From a technical perspective, mining constitutes the process of establishing the validity of blockchain transactions. Miners are compensated for their effort, same to how Visa gets compensated for confirming credit card transactions. The distinction is that miners are random people located around the globe. When a group is adequately rewarded at scale, verification potentially becomes "trustless." This was Satoshi Nakamoto's brilliant invention, which propelled Bitcoin to worldwide prominence.

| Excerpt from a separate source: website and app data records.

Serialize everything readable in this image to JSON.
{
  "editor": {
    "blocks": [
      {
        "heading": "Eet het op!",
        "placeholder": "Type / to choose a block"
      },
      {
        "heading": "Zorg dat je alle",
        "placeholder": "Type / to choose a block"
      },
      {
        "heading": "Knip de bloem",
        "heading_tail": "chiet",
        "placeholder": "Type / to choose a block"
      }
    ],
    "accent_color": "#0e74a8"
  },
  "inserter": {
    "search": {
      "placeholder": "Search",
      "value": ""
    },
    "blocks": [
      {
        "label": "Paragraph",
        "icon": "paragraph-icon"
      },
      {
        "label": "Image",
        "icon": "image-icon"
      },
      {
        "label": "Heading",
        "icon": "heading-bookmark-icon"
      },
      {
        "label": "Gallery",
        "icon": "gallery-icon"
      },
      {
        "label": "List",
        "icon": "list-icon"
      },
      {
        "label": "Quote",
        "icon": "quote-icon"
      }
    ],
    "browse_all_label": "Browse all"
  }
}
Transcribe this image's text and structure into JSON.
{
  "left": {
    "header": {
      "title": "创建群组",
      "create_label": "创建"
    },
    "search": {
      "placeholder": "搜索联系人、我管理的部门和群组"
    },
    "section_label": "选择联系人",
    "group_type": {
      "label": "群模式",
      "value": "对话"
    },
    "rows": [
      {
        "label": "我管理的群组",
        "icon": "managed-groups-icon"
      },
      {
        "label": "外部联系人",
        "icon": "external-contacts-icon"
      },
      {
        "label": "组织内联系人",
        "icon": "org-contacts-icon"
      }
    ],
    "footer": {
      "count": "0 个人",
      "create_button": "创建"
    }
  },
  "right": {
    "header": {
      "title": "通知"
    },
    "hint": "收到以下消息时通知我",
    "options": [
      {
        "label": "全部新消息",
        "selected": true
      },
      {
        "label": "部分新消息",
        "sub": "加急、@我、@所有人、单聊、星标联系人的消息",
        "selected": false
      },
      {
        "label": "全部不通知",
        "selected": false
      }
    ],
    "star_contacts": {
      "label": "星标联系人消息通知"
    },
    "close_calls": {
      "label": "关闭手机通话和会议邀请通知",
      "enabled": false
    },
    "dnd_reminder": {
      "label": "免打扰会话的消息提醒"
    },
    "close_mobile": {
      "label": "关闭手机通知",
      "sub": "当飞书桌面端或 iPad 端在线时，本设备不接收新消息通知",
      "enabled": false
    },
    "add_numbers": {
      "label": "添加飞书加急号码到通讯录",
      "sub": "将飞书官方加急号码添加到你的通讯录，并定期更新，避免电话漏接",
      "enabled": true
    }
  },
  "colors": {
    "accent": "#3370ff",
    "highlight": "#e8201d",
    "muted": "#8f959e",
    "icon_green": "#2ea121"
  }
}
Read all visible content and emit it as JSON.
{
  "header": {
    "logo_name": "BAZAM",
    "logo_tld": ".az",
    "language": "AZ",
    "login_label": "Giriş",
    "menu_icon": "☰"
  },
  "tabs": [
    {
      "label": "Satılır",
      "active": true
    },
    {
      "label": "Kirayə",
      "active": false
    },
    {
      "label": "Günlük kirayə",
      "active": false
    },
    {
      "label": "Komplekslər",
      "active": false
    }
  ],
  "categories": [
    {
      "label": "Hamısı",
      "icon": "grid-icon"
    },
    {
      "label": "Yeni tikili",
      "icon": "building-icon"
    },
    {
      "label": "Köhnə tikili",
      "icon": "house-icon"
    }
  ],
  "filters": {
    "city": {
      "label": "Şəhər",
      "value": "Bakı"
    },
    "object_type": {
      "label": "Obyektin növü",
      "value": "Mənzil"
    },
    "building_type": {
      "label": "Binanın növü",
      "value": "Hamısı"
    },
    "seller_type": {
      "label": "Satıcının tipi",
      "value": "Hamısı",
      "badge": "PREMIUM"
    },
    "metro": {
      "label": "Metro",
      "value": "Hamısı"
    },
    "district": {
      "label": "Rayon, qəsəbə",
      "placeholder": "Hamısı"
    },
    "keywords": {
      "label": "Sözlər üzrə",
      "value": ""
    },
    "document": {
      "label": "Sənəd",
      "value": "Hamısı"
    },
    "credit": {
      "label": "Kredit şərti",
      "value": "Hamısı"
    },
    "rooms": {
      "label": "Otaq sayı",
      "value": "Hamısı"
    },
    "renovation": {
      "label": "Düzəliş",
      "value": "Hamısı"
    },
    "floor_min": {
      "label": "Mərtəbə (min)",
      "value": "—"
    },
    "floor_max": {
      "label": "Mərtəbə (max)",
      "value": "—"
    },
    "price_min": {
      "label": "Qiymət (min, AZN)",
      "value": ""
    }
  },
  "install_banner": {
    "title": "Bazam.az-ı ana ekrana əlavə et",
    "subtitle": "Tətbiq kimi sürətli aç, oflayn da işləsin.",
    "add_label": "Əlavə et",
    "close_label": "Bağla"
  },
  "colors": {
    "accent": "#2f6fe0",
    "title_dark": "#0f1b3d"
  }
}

Miners are the individuals that devote enormous computing power (sometimes whole buildings dedicated to mining computers) to solving hashing problems to introduce new blocks to the blockchain. Members of any blockchain, whether Bitcoin or Ethereum, are required to pay a fee to miners in exchange for their services. Together with a hard-coded block reward, this charge makes mining a profitable enterprise. Becoming a miner has never been simpler in cryptocurrency's history, and anyone can get started in a matter of minutes.
A blockchain "block" is a swath of data that contains two pieces of information:
By incorporating the previous block's hash, each subsequent block is "chained" to the previous one - all the way back to the start. Any change to a historical block will necessitate recompilation of all subsequent hashes. Recompiling each hash would take years, which would be instantly noticeable to everyone else on the network. Math-based security!
To insert a novel block into the blockchain, a computational challenge must be solved that compresses the data contained in the block into a 256-bit hash. Mining is the process of resolving this problem or discovering the hash - a difficult undertaking. The first miner to hash the block successfully, so making it safe to spread throughout the internet, gets rewarded with Bitcoin for their efforts. The winner distributes their findings to all other miners, who ensure the encryption is secure and the process is completed. This is said to be "work proof." Once the remaining miners validate the new block, the winner safely adds it to the current chain, and the other nodes refresh their replications.
Every several minutes, miners from across the globe gain agreement on the network's current "state." From recent transaction records to each wallet's balance, state data is consolidated into a size- and time-restricted "block." When the network agrees on all of the data in the most recent block, they "chain" it to the preceding block and get the network incentive for maintaining order.